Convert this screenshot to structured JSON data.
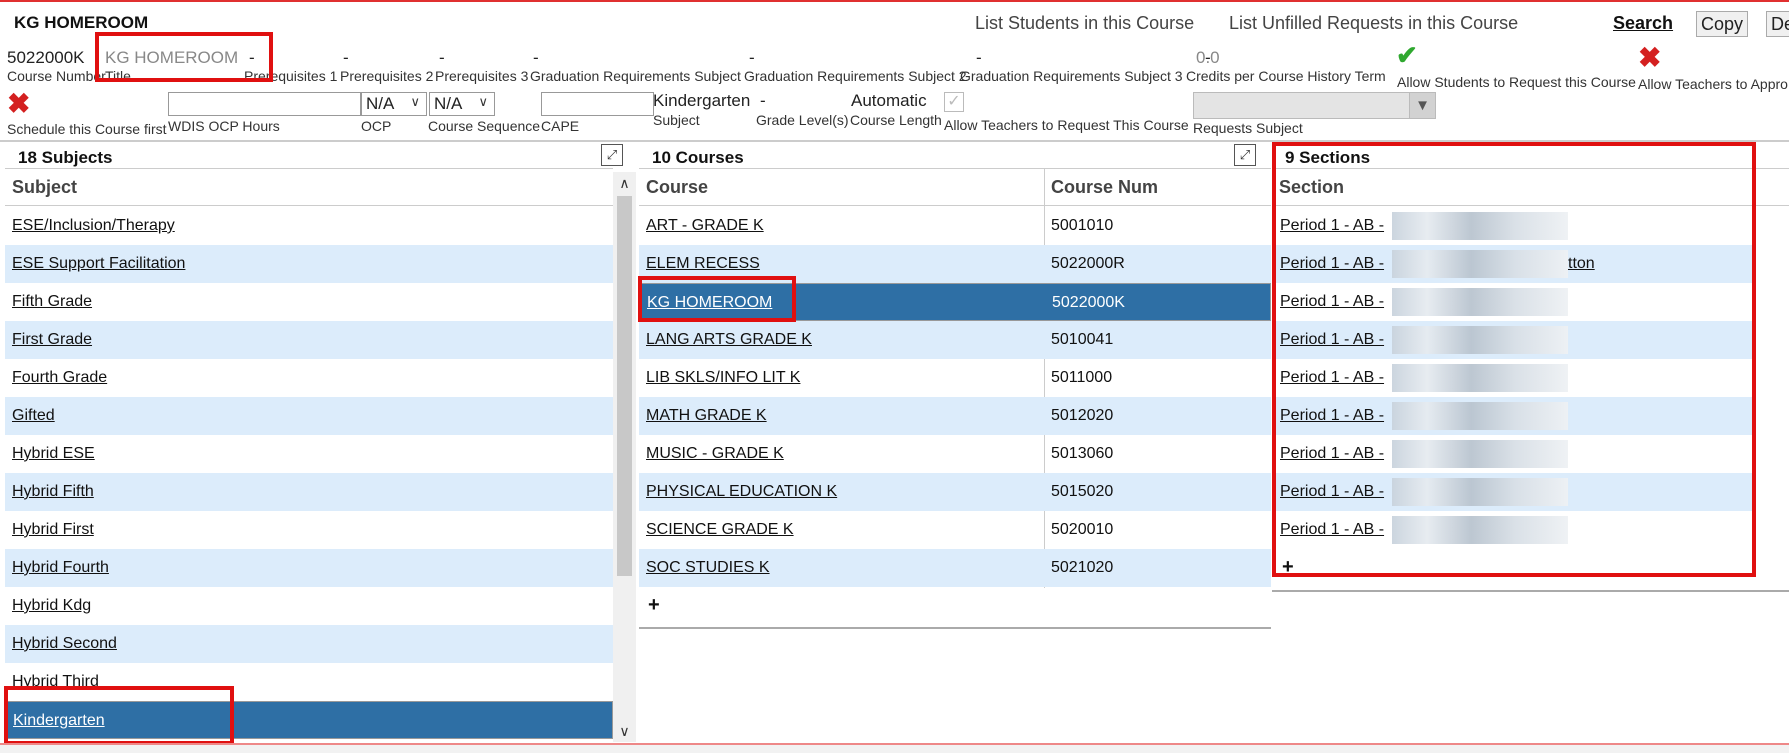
{
  "header": {
    "title": "KG HOMEROOM",
    "list_students": "List Students in this Course",
    "list_unfilled": "List Unfilled Requests in this Course",
    "search": "Search",
    "copy": "Copy",
    "delete_partial": "De"
  },
  "fields": {
    "course_number": {
      "value": "5022000K",
      "label": "Course Number"
    },
    "title": {
      "value": "KG HOMEROOM",
      "label": "Title"
    },
    "prereq1": {
      "value": "-",
      "label": "Prerequisites 1"
    },
    "prereq2": {
      "value": "-",
      "label": "Prerequisites 2"
    },
    "prereq3": {
      "value": "-",
      "label": "Prerequisites 3"
    },
    "grad_req_subject": {
      "value": "-",
      "label": "Graduation Requirements Subject"
    },
    "grad_req_subject2": {
      "value": "-",
      "label": "Graduation Requirements Subject 2"
    },
    "grad_req_subject3": {
      "value": "-",
      "label": "Graduation Requirements Subject 3"
    },
    "credits": {
      "value": "0.0",
      "label": "Credits per Course History Term"
    },
    "allow_students_request": {
      "label": "Allow Students to Request this Course"
    },
    "allow_teachers_approve": {
      "label": "Allow Teachers to Appro"
    },
    "schedule_first": {
      "label": "Schedule this Course first"
    },
    "wdis_ocp_hours": {
      "value": "",
      "label": "WDIS OCP Hours"
    },
    "ocp": {
      "value": "N/A",
      "label": "OCP"
    },
    "course_sequence": {
      "value": "N/A",
      "label": "Course Sequence"
    },
    "cape": {
      "value": "",
      "label": "CAPE"
    },
    "subject": {
      "value": "Kindergarten",
      "label": "Subject"
    },
    "grade_levels": {
      "value": "-",
      "label": "Grade Level(s)"
    },
    "course_length": {
      "value": "Automatic",
      "label": "Course Length"
    },
    "allow_teachers_request": {
      "label": "Allow Teachers to Request This Course"
    },
    "requests_subject": {
      "value": "",
      "label": "Requests Subject"
    }
  },
  "subjects": {
    "title": "18 Subjects",
    "column": "Subject",
    "items": [
      "ESE/Inclusion/Therapy",
      "ESE Support Facilitation",
      "Fifth Grade",
      "First Grade",
      "Fourth Grade",
      "Gifted",
      "Hybrid ESE",
      "Hybrid Fifth",
      "Hybrid First",
      "Hybrid Fourth",
      "Hybrid Kdg",
      "Hybrid Second",
      "Hybrid Third",
      "Kindergarten"
    ],
    "selected_index": 13
  },
  "courses": {
    "title": "10 Courses",
    "columns": [
      "Course",
      "Course Num"
    ],
    "rows": [
      {
        "name": "ART - GRADE K",
        "num": "5001010"
      },
      {
        "name": "ELEM RECESS",
        "num": "5022000R"
      },
      {
        "name": "KG HOMEROOM",
        "num": "5022000K"
      },
      {
        "name": "LANG ARTS GRADE K",
        "num": "5010041"
      },
      {
        "name": "LIB SKLS/INFO LIT K",
        "num": "5011000"
      },
      {
        "name": "MATH GRADE K",
        "num": "5012020"
      },
      {
        "name": "MUSIC - GRADE K",
        "num": "5013060"
      },
      {
        "name": "PHYSICAL EDUCATION K",
        "num": "5015020"
      },
      {
        "name": "SCIENCE GRADE K",
        "num": "5020010"
      },
      {
        "name": "SOC STUDIES K",
        "num": "5021020"
      }
    ],
    "selected_index": 2,
    "add": "+"
  },
  "sections": {
    "title": "9 Sections",
    "column": "Section",
    "rows": [
      {
        "label": "Period 1 - AB -",
        "suffix": ""
      },
      {
        "label": "Period 1 - AB -",
        "suffix": "tton"
      },
      {
        "label": "Period 1 - AB -",
        "suffix": ""
      },
      {
        "label": "Period 1 - AB -",
        "suffix": ""
      },
      {
        "label": "Period 1 - AB -",
        "suffix": ""
      },
      {
        "label": "Period 1 - AB -",
        "suffix": ""
      },
      {
        "label": "Period 1 - AB -",
        "suffix": ""
      },
      {
        "label": "Period 1 - AB -",
        "suffix": ""
      },
      {
        "label": "Period 1 - AB -",
        "suffix": ""
      }
    ],
    "add": "+"
  },
  "icons": {
    "check": "check-icon",
    "cross": "x-icon",
    "expand": "expand-icon",
    "chevron": "chevron-down-icon"
  },
  "colors": {
    "selected_row": "#2e6fa5",
    "alt_row": "#dcecfb",
    "annotation": "#e01010"
  }
}
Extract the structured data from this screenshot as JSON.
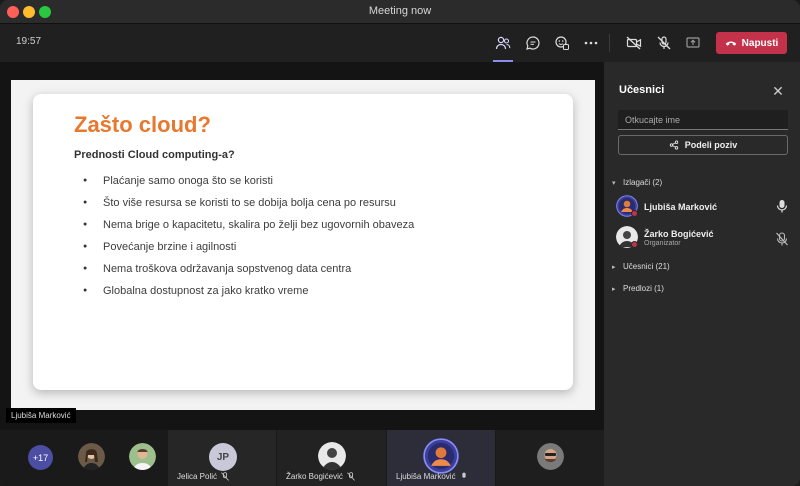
{
  "window": {
    "title": "Meeting now"
  },
  "toolbar": {
    "time": "19:57",
    "icons": [
      "people-icon",
      "chat-icon",
      "reactions-icon",
      "more-icon",
      "camera-off-icon",
      "mic-off-icon",
      "share-tray-icon"
    ],
    "leave_label": "Napusti",
    "leave_color": "#c4314b"
  },
  "slide": {
    "title": "Zašto cloud?",
    "subtitle": "Prednosti Cloud computing-a?",
    "bullets": [
      "Plaćanje samo onoga što se koristi",
      "Što više resursa se koristi to se dobija bolja cena po resursu",
      "Nema brige o kapacitetu, skalira po želji bez ugovornih obaveza",
      "Povećanje brzine i agilnosti",
      "Nema troškova održavanja sopstvenog data centra",
      "Globalna dostupnost za jako kratko vreme"
    ],
    "title_color": "#e8782e"
  },
  "stage": {
    "presenter_label": "Ljubiša Marković"
  },
  "panel": {
    "title": "Učesnici",
    "search_placeholder": "Otkucajte ime",
    "share_label": "Podeli poziv",
    "sections": {
      "speakers": "Izlagači (2)",
      "attendees": "Učesnici (21)",
      "lobby": "Predlozi (1)"
    },
    "members": [
      {
        "name": "Ljubiša Marković",
        "role": "",
        "mic": "mic-on"
      },
      {
        "name": "Žarko Bogićević",
        "role": "Organizator",
        "mic": "mic-off"
      }
    ]
  },
  "gallery": {
    "overflow_count": "+17",
    "tiles": [
      {
        "name": "Jelica Polić",
        "initials": "JP"
      },
      {
        "name": "Žarko Bogićević"
      },
      {
        "name": "Ljubiša Marković"
      }
    ]
  }
}
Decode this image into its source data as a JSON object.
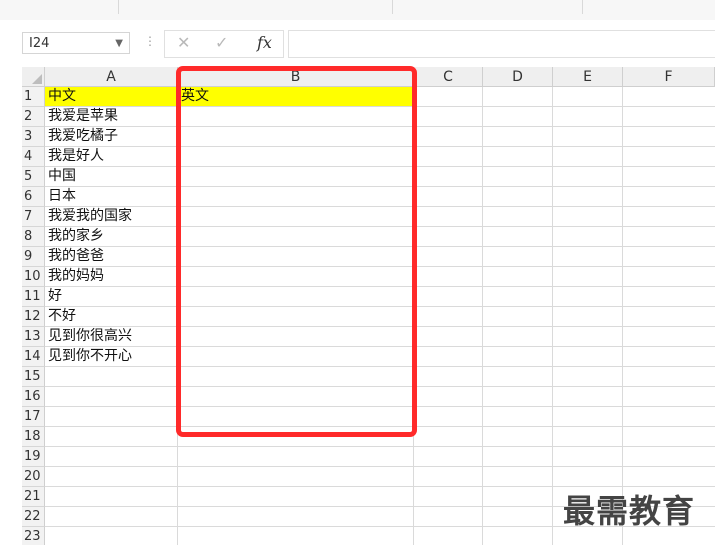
{
  "name_box": {
    "value": "I24"
  },
  "formula_bar": {
    "cancel_icon": "✕",
    "enter_icon": "✓",
    "fx_label": "fx",
    "value": ""
  },
  "columns": [
    "A",
    "B",
    "C",
    "D",
    "E",
    "F"
  ],
  "rows": [
    {
      "num": "1",
      "a": "中文",
      "b": "英文"
    },
    {
      "num": "2",
      "a": "我爱是苹果",
      "b": ""
    },
    {
      "num": "3",
      "a": "我爱吃橘子",
      "b": ""
    },
    {
      "num": "4",
      "a": "我是好人",
      "b": ""
    },
    {
      "num": "5",
      "a": "中国",
      "b": ""
    },
    {
      "num": "6",
      "a": "日本",
      "b": ""
    },
    {
      "num": "7",
      "a": "我爱我的国家",
      "b": ""
    },
    {
      "num": "8",
      "a": "我的家乡",
      "b": ""
    },
    {
      "num": "9",
      "a": "我的爸爸",
      "b": ""
    },
    {
      "num": "10",
      "a": "我的妈妈",
      "b": ""
    },
    {
      "num": "11",
      "a": "好",
      "b": ""
    },
    {
      "num": "12",
      "a": "不好",
      "b": ""
    },
    {
      "num": "13",
      "a": "见到你很高兴",
      "b": ""
    },
    {
      "num": "14",
      "a": "见到你不开心",
      "b": ""
    },
    {
      "num": "15",
      "a": "",
      "b": ""
    },
    {
      "num": "16",
      "a": "",
      "b": ""
    },
    {
      "num": "17",
      "a": "",
      "b": ""
    },
    {
      "num": "18",
      "a": "",
      "b": ""
    },
    {
      "num": "19",
      "a": "",
      "b": ""
    },
    {
      "num": "20",
      "a": "",
      "b": ""
    },
    {
      "num": "21",
      "a": "",
      "b": ""
    },
    {
      "num": "22",
      "a": "",
      "b": ""
    },
    {
      "num": "23",
      "a": "",
      "b": ""
    }
  ],
  "header_fill": "#ffff00",
  "highlight_color": "#ff2a2a",
  "watermark": "最需教育"
}
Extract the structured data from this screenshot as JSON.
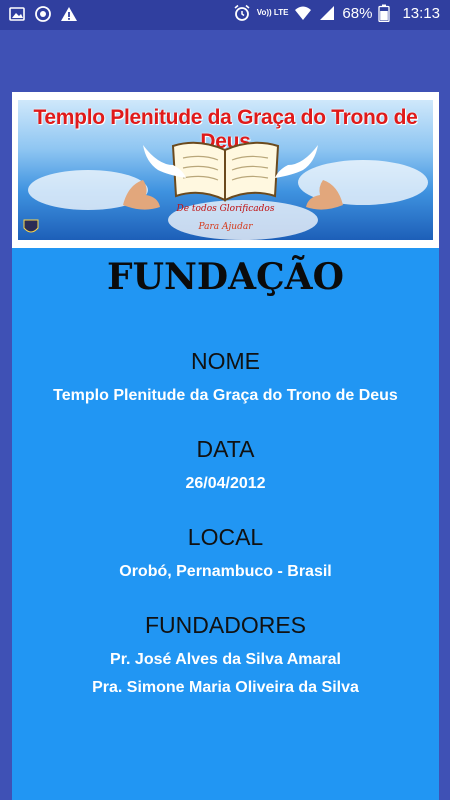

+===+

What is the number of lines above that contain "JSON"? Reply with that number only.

> _Response box_
4